When I asked the ferry guy at the ticket booth for a ticket to Como he informed me that there was possibly a strike and therefore he didn’t know whether there’d be a ferry back to Como from there. This was rather odd but we figured we could just walk back to the other dock and try for there. Mirinda claimed they may have gone on strike because of my criminal activities of yesterday and the ticket guy maybe recognised me.
At the other dock, the guy clearly hadn’t heard about any strike or failure to pay for coffee. He sold me two tickets and we sat and waited for the slow boat to Como.
For the first bit, the ride was wonderful. There were just six of us up the top, enjoying the leisurely pace of life on the lake. Then we stopped at the the Isle of Comacina. A great swarm of teenage kids decided they’d join us upstairs.
Actually they weren’t too bad (although the other couples vanished downstairs pretty quickly) and the rest of the trip was lovely too.
Back at the apartment we rested up before heading out to dinner at a mushroom place we’d lost last night but found again tonight. A sweet but odd place that felt like you were in someone’s house. We both ordered the same entree and were perturbed to find we were given, without rhyme or reason, sliced ham, coleslaw and shredded lettuce. This was a bit odd but we figured it was about time we had some odd on this holiday.
Sadly that was it. The rest of the food was lovely, the wine was good (though it could have been put in an ice bucket) and we left lighter of wallet but fuller of tummy.

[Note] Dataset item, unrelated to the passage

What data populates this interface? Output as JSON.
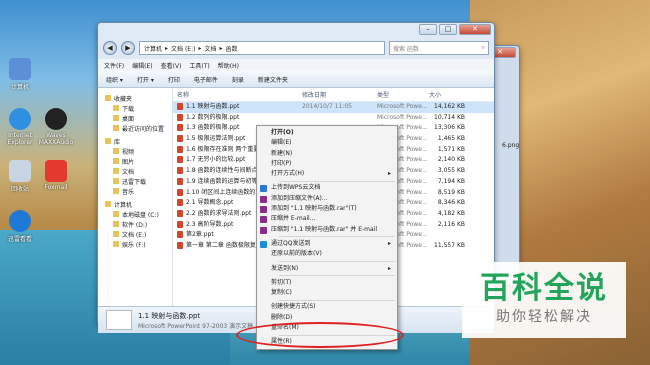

We had a final wander around the old town of Como, stopping off for a last ice cream at a local gelatto place before dragging ourselves up the four flights of stairs for the final time.